"We took this action to protect it from vandalism," MU spokesperson Christian Basi said in an email. "This is Jefferson’s original tombstone, and it was entrusted to the university. We have a responsibility to ensure that it is preserved appropriately."
Many took to Twitter after the case was built to criticize the decision.
"Disgust. To be putting this in glass as if it is a piece of art or sacred and in need of protection... sick," MU undergraduate Caycee Roth wrote in a tweet Sunday.
Disgust. To be putting this in glass as if it is a piece of art or sacred and in need of protection... sick. https://t.co/ejEezmINRO— Caycee Annette Roth (@cayceeannette) September 20, 2020

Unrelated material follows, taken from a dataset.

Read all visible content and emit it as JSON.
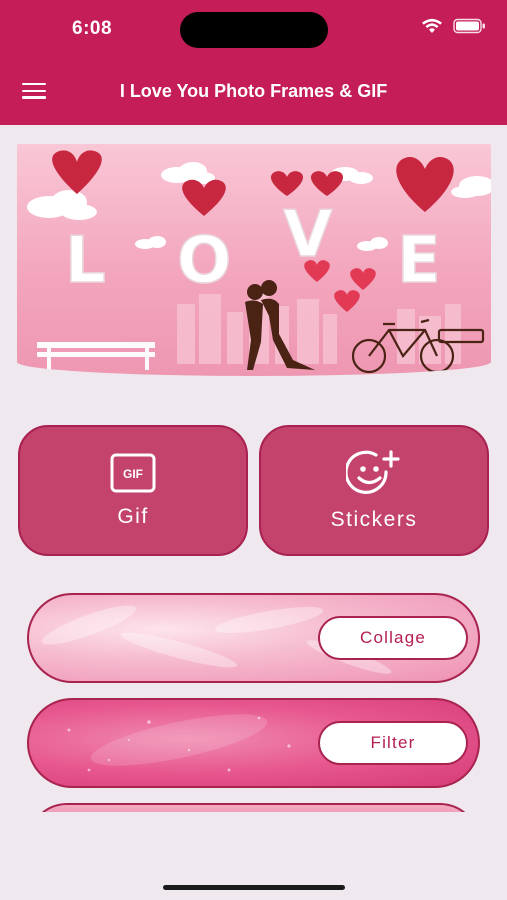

The death of George Floyd in May sparked the latest wave of conversations across the U.S. about racism and social justice. These conversations included criticizing historical figures, such as Jefferson, and many MU students called for the removal of the Thomas Jefferson statue.
MU issued a statement June 12 announcing its decision to keep the Jefferson statue on campus after a meeting among UM System President Choi, three members of the UM System Board of Curators, leaders of the Legion of Black Collegians and Roman Leapheart, a student who circulated a petition to remove the statue.
“The conversation was an example of the power of civil discourse and included discussion of complex issues and different perspectives,” Choi said in the June 12 statement. “After further discussion with other curators, the university decided not to remove the Jefferson statue. We learn from history. We contextualize historical figures with complex legacies. We don’t remove history."
Following the decision, the words "SAY HER NAME SALLY HEMINGS" were spray-painted on the sidewalk in front of the statue. Weeks before, in May, someone placed a plastic bag over the statue's head.
This isn't the first time the statue and tombstone have been a point of contention for students. During the protests on campus in 2015, sticky notes that read “racist,” “rapist” and “slave seller,” among other terms, were placed on the statue. Defenders of Jefferson occasionally removed them and draped an American flag around the statue.
A task force was formed prior to the start of the fall semester to contextualize the statue and Jefferson's life. It consists of students, faculty, staff, curators, alumni and historians and has been meeting regularly, Basi said. The names of those on the committee were not immediately made available.
Basi said the task force is expected to make a recommendation by early 2021.
According to previous Missourian reporting, MU was the first university established on the land purchased in the Louisiana Purchase. This land was acquired by Jefferson's administration from France in the early 19th century. Years after Jefferson's death, requests were put in to receive his tombstone. It was eventually given to MU and unveiled in 1885.